▶ _What to work on_
All of the records shown below need to be copied with no differences.

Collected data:
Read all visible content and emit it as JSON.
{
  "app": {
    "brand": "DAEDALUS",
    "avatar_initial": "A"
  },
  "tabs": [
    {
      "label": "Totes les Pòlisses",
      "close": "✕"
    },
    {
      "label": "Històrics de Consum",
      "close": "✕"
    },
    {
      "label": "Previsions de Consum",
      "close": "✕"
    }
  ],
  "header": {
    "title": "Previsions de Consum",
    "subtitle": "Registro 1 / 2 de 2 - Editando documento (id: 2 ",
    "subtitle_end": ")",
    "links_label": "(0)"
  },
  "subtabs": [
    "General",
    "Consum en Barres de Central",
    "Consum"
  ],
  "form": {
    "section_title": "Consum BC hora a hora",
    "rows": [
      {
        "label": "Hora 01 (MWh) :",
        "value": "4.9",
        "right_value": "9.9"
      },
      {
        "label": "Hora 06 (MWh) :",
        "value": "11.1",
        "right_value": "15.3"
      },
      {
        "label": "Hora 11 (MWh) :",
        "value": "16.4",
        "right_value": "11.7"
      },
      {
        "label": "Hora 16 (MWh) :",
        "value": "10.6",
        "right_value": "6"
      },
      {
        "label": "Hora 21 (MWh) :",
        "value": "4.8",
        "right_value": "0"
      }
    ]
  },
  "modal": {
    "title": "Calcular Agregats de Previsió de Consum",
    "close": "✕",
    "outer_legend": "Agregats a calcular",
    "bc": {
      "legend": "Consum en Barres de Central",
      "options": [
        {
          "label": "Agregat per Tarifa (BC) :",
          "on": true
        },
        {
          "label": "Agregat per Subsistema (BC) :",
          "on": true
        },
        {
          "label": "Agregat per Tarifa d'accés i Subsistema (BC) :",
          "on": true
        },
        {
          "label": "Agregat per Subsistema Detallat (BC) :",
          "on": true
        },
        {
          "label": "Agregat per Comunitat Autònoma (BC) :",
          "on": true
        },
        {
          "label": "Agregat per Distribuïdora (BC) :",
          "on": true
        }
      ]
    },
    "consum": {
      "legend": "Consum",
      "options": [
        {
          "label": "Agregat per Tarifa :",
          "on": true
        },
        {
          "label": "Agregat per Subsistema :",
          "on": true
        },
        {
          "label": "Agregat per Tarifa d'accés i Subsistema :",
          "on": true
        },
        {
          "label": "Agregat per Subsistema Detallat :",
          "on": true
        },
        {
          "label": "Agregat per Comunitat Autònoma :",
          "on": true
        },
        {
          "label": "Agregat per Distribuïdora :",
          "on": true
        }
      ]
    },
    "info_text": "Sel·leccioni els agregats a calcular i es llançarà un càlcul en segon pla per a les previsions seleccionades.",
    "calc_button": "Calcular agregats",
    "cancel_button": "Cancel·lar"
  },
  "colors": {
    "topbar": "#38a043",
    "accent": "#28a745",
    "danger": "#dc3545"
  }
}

▶ _Response to this task_
Read all visible content and emit it as JSON.
{
  "app": {
    "brand": "DAEDALUS",
    "avatar_initial": "A"
  },
  "tabs": [
    {
      "label": "Totes les Pòlisses",
      "close": "✕"
    },
    {
      "label": "Històrics de Consum",
      "close": "✕"
    },
    {
      "label": "Previsions de Consum",
      "close": "✕"
    }
  ],
  "header": {
    "title": "Previsions de Consum",
    "subtitle": "Registro 1 / 2 de 2 - Editando documento (id: 2 ",
    "subtitle_end": ")",
    "links_label": "(0)"
  },
  "subtabs": [
    "General",
    "Consum en Barres de Central",
    "Consum"
  ],
  "form": {
    "section_title": "Consum BC hora a hora",
    "rows": [
      {
        "label": "Hora 01 (MWh) :",
        "value": "4.9",
        "right_value": "9.9"
      },
      {
        "label": "Hora 06 (MWh) :",
        "value": "11.1",
        "right_value": "15.3"
      },
      {
        "label": "Hora 11 (MWh) :",
        "value": "16.4",
        "right_value": "11.7"
      },
      {
        "label": "Hora 16 (MWh) :",
        "value": "10.6",
        "right_value": "6"
      },
      {
        "label": "Hora 21 (MWh) :",
        "value": "4.8",
        "right_value": "0"
      }
    ]
  },
  "modal": {
    "title": "Calcular Agregats de Previsió de Consum",
    "close": "✕",
    "outer_legend": "Agregats a calcular",
    "bc": {
      "legend": "Consum en Barres de Central",
      "options": [
        {
          "label": "Agregat per Tarifa (BC) :",
          "on": true
        },
        {
          "label": "Agregat per Subsistema (BC) :",
          "on": true
        },
        {
          "label": "Agregat per Tarifa d'accés i Subsistema (BC) :",
          "on": true
        },
        {
          "label": "Agregat per Subsistema Detallat (BC) :",
          "on": true
        },
        {
          "label": "Agregat per Comunitat Autònoma (BC) :",
          "on": true
        },
        {
          "label": "Agregat per Distribuïdora (BC) :",
          "on": true
        }
      ]
    },
    "consum": {
      "legend": "Consum",
      "options": [
        {
          "label": "Agregat per Tarifa :",
          "on": true
        },
        {
          "label": "Agregat per Subsistema :",
          "on": true
        },
        {
          "label": "Agregat per Tarifa d'accés i Subsistema :",
          "on": true
        },
        {
          "label": "Agregat per Subsistema Detallat :",
          "on": true
        },
        {
          "label": "Agregat per Comunitat Autònoma :",
          "on": true
        },
        {
          "label": "Agregat per Distribuïdora :",
          "on": true
        }
      ]
    },
    "info_text": "Sel·leccioni els agregats a calcular i es llançarà un càlcul en segon pla per a les previsions seleccionades.",
    "calc_button": "Calcular agregats",
    "cancel_button": "Cancel·lar"
  },
  "colors": {
    "topbar": "#38a043",
    "accent": "#28a745",
    "danger": "#dc3545"
  }
}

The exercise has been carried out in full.